Spring 2020 - CMNS 220 D100
Understanding Television (3)
Class Number: 1046
Delivery Method: In Person
This course examines television, both as a medium of communication and an element of culture.
Considered by many to be one of the defining social, political and cultural features of post-war mass consumer culture, television is undergoing a radical transformation. No less central to cultural life, it is apparently fragmenting and morphing into something more expansive and diverse than before. In this course we focus on developing critical, analytic tools with which to approach TV today as complex institution, text, and set of viewer practices. This course will provide a set of critical concepts to come to a sophisticated understanding of its communication processes and its larger cultural and social functions. We will consider both how social forces shape television and how TV represents the social world. Students should be able to apply those concepts in their assigned work. We will begin with an exploration of television realism(s) and students are asked to conduct a close textual analysis of a realist program. We will apply that work to an ongoing discussion of the ideological implications of a variety of TV forms like HBO, reality TV, drama, late night comedy, indigenous TV, crime and procedural drama, etc. We will learn to think critically about social representation; we will consider issues of gender and class, taste and so on. By the end of the course, students will be familiar with some of the basic debates and critical frameworks of current television studies.
Lectures, readings and tutorials are required for this course. Students are expected to do the readings each week in advance of the lecture, and come to tutorial prepared to participate.
- Short Paper 20%
- Term Paper Proposal and Peer Review (5% each) 10%
- Final Essay 30%
- Final Exam (Take-Home) 20%
- Tutorial Attendance and Presentation 20%
- *Details will be posted on Canvas. Assignments handed in late may be penalized.
The School expects that the grades awarded in this course will bear some reasonable relation to established university-wide practices with respect to both levels and distribution of grades.
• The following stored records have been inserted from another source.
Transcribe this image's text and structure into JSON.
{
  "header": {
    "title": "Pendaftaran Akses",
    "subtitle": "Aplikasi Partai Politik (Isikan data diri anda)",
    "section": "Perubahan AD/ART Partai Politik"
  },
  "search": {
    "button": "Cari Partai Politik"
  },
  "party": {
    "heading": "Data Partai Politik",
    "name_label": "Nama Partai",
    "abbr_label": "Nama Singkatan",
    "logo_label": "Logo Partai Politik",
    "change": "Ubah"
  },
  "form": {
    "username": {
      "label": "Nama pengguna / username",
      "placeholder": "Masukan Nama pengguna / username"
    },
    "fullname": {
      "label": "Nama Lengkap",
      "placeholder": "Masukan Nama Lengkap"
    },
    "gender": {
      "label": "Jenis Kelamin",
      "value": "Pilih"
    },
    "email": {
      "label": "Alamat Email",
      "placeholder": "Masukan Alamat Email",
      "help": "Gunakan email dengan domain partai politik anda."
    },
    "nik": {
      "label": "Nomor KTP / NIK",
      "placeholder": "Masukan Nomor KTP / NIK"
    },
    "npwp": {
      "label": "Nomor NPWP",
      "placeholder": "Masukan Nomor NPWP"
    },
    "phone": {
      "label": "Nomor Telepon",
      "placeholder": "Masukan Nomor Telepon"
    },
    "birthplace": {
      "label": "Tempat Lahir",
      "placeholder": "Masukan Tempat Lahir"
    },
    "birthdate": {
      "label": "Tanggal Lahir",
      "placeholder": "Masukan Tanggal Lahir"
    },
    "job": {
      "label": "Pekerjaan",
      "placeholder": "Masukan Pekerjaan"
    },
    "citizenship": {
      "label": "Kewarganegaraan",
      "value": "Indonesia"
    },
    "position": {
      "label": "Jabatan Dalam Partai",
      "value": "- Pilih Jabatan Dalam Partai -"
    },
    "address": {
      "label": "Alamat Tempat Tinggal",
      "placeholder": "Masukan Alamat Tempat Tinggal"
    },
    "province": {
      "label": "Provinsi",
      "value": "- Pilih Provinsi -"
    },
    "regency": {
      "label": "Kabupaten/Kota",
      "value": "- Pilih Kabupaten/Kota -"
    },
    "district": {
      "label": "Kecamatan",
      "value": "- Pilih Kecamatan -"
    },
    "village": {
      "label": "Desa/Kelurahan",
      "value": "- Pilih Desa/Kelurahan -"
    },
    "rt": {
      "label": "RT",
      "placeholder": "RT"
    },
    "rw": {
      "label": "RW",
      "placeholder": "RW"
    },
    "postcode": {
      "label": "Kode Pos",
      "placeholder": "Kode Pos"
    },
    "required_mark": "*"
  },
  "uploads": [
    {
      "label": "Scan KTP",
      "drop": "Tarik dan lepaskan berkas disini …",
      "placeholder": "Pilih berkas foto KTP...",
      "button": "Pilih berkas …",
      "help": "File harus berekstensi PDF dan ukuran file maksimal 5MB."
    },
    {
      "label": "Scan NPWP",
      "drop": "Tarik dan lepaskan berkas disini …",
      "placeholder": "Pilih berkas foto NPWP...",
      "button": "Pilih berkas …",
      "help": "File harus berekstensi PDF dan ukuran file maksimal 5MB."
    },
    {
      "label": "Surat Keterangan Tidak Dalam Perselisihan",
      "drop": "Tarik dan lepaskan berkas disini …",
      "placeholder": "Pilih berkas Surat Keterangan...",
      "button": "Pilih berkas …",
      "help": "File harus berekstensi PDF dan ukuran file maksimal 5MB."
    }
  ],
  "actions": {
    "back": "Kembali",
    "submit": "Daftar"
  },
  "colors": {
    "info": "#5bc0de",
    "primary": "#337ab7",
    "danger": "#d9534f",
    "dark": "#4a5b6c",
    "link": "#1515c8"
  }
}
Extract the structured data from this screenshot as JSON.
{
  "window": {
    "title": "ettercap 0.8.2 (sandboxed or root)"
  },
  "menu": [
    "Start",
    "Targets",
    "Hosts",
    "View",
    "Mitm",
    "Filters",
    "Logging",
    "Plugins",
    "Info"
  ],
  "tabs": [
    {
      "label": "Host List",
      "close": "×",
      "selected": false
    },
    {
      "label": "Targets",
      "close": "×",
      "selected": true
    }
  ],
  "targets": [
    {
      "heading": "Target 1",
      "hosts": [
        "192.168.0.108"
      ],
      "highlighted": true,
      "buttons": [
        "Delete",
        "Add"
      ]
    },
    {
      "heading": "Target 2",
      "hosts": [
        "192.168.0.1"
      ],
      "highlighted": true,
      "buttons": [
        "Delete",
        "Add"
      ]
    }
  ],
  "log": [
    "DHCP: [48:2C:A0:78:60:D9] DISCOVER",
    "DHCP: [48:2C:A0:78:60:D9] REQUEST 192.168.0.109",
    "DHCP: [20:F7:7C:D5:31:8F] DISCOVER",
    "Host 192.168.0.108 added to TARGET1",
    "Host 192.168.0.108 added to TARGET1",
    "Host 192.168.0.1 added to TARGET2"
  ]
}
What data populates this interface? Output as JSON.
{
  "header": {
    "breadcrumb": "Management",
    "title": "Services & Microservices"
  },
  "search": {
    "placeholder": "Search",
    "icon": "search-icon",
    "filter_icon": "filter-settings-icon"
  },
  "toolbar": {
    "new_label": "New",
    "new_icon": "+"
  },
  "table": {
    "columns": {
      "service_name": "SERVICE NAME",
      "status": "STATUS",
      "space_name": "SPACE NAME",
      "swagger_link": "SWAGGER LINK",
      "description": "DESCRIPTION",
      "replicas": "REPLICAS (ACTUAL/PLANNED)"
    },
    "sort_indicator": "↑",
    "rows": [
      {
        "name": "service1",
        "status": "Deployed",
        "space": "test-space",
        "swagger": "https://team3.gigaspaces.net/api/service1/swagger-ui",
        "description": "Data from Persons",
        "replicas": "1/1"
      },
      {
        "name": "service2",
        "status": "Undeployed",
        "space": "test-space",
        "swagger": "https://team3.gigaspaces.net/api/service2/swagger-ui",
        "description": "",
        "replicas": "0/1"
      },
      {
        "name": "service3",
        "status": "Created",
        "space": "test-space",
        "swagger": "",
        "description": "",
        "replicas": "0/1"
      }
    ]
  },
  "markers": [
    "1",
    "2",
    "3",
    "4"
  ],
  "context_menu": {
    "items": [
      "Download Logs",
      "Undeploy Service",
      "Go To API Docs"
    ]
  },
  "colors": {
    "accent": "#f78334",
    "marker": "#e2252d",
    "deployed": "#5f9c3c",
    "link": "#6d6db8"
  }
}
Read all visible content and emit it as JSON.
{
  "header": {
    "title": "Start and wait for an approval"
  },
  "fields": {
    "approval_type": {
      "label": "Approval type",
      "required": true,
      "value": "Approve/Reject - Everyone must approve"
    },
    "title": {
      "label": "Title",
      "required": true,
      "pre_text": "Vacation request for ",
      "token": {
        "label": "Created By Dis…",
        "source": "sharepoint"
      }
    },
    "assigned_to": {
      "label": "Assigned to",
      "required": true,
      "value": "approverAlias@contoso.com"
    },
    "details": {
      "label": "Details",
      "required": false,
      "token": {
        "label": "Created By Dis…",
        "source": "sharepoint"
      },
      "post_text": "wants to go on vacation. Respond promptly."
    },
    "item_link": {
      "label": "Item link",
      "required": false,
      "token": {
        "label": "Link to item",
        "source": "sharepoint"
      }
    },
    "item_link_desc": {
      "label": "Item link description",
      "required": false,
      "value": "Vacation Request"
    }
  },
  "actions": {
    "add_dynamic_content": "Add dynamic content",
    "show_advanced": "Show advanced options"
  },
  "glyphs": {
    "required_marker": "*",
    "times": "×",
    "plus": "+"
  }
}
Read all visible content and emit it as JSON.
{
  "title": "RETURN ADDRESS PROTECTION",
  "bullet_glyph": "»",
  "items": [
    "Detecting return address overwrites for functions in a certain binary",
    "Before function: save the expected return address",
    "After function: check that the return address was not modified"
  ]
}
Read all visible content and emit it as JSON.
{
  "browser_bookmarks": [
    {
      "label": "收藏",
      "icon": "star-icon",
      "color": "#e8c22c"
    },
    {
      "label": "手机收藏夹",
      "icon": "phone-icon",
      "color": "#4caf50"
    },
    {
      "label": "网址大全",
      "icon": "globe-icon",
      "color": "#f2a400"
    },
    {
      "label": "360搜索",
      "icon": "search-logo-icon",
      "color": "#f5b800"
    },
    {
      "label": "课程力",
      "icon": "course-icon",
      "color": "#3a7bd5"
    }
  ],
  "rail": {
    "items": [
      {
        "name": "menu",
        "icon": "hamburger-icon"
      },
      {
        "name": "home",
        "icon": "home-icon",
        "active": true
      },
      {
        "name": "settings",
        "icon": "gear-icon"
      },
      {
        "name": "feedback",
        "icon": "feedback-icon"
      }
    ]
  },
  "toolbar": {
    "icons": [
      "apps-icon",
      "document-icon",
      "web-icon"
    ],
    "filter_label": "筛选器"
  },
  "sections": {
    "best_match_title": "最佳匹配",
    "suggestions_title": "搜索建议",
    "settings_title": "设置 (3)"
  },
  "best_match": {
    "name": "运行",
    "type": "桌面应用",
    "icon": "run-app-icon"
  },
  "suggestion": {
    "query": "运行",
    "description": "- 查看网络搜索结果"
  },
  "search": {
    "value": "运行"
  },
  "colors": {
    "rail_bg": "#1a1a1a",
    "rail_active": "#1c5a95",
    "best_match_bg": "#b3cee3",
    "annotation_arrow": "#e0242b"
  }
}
In addition, the School will follow Policy S10.01 with respect to Academic Integrity, and Policies S10.02, S10.03 and S10.04 as regards Student Discipline. [Note: as of May 1, 2009, the previous T10 series of policies covering Intellectual Honesty (T10.02), and Academic Discipline (T10.03) have been replaced with the new S10 series of policies.]
All readings will be available on Canvas.
SFU’s Academic Integrity web site http://www.sfu.ca/students/academicintegrity.html is filled with information on what is meant by academic dishonesty, where you can find resources to help with your studies and the consequences of cheating. Check out the site for more information and videos that help explain the issues in plain English.
Each student is responsible for his or her conduct as it affects the University community. Academic dishonesty, in whatever form, is ultimately destructive of the values of the University. Furthermore, it is unfair and discouraging to the majority of students who pursue their studies honestly. Scholarly integrity is required of all members of the University. http://www.sfu.ca/policies/gazette/student/s10-01.html
ACADEMIC INTEGRITY: YOUR WORK, YOUR SUCCESS